President Joe Biden has described Russia’s war on Ukraine as genocide and accused Russian President Vladimir Putin of war crimes. His administration, on the other hand, has struggled with how much intelligence it is willing to share with Ukrainian forces attempting to stop Russian President Vladimir Putin.
Since the beginning of the war in late February, the Biden administration has made numerous changes to a classified directive that governs what information US agencies are supposed to share with Ukraine. Much of what the US collects is shared; however, some of it is not. Where the line is drawn is determined by the need to protect intelligence sources and methods while also attempting to limit the risk of escalation with a nuclear-armed Russia.
Last week, US intelligence officials lifted some geographic restrictions on the transfer of actionable information, which is the type of data used to make split-second decisions on the battlefield.
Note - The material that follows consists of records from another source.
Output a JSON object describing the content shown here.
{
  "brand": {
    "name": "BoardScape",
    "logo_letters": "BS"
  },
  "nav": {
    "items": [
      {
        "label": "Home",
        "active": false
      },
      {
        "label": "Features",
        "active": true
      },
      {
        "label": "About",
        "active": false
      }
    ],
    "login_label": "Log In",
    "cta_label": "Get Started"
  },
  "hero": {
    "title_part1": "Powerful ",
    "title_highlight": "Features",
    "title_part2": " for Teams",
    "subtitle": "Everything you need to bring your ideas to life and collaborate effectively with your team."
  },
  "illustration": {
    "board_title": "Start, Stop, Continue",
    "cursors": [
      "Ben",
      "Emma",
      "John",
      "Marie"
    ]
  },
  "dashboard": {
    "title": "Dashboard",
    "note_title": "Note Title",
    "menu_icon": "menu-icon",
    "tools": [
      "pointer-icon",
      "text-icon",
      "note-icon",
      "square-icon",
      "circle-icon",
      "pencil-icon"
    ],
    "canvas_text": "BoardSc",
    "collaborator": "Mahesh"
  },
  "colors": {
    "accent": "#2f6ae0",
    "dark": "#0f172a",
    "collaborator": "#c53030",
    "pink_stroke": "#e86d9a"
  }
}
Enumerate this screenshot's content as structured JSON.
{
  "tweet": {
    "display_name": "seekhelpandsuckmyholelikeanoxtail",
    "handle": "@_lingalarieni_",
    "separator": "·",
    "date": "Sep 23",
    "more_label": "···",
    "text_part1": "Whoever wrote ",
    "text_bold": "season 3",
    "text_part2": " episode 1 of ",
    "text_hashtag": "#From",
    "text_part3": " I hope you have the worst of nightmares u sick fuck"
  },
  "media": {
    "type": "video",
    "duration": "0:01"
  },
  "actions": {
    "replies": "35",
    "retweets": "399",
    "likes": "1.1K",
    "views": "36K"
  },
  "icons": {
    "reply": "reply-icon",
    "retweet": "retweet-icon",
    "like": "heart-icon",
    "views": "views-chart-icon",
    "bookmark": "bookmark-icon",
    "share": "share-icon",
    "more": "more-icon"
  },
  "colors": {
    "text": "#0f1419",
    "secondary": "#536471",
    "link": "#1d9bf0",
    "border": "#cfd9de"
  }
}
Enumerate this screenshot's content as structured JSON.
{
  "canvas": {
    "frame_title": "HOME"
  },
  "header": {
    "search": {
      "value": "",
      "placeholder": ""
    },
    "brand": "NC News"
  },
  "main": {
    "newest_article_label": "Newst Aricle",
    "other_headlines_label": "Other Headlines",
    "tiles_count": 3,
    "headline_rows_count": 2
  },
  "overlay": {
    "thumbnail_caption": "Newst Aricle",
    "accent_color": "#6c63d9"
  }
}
Officials removed language that had caused delays and meant limits on specific locations of targets in parts of eastern Ukraine, according to several people familiar with the situation who spoke on the condition of anonymity to discuss classified matters.
The administration’s shifting calculations of what Putin might consider escalatory are reflected in the changes in intelligence rules. The US is also attempting to boost support for Ukrainian forces, which have surprised much of the world by holding off Russia despite being undermanned and outgunned. This week, the Pentagon announced an additional $800 million in military aid, which could include more powerful weapons and defensive equipment.
The new limits, according to some who are familiar with the directive, are ambiguous. One question is whether the US would withhold or limit information about a possible Russian target in areas recognized internationally as Ukrainian territory but controlled by Moscow or its proxies prior to the war, such as the Crimean Peninsula and parts of the Donbas. Intelligence that US personnel believed Ukrainian forces could use to retake previously lost territory has been limited at times.
The directive continues to restrict information provided to Ukrainians about forces in Russia or neighboring Belarus, where Russian forces have previously staged and attacked from Ukraine’s north.
“We are intensely sharing timely intelligence with the Ukrainians to help them defend themselves throughout their country, including in areas held by Russia before the 2022 invasion,” said one U.S. intelligence official who spoke on condition of anonymity to describe the classified directive. The Wall Street Journal first reported the directive had been changed.
Another US official, who requested anonymity to discuss intelligence matters, said the administration is “providing detailed, timely intelligence to the Ukrainians on a range of fronts.”
Following the new guidance, Republicans on the Senate Intelligence Committee wrote to Director of National Intelligence Avril Haines, urging him to “proactively share intelligence with the Ukrainians to help them protect, defend, and retake every inch of Ukraine’s sovereign territory, which includes Crimea and the Donbas.”
“Not enough is being done to share critical intelligence that would assist the Ukrainians as Russian forces move to secure territory in the southern and eastern parts of the country,” the senators said.
Unlike a letter to Biden on Feb. 9 urging intelligence sharing “to the fullest extent possible,” Democrats on the committee did not sign this week’s letter, indicating apparent divisions among members on how the administration’s current guidance is viewed.
The White House maintains that it is sharing information in accordance with Ukraine’s current objectives. According to analysts, the war is shifting from a national conflict to a focus on the southern and eastern parts of Ukraine that Russia has recently seized or attacked. The strategic port city of Mariupol, whose mayor claims that more than 10,000 civilians have died as a result of Russia’s siege, is expected to be a focal point.
Ukraine, in addition to its own intelligence capabilities, enlists the help of the United States and other Western countries to plan and repel attacks. Before and during the war, the US shared intelligence about what it believes are Putin’s battle plans publicly and privately in the hopes of undermining Russia and rallying support for a strong Western response.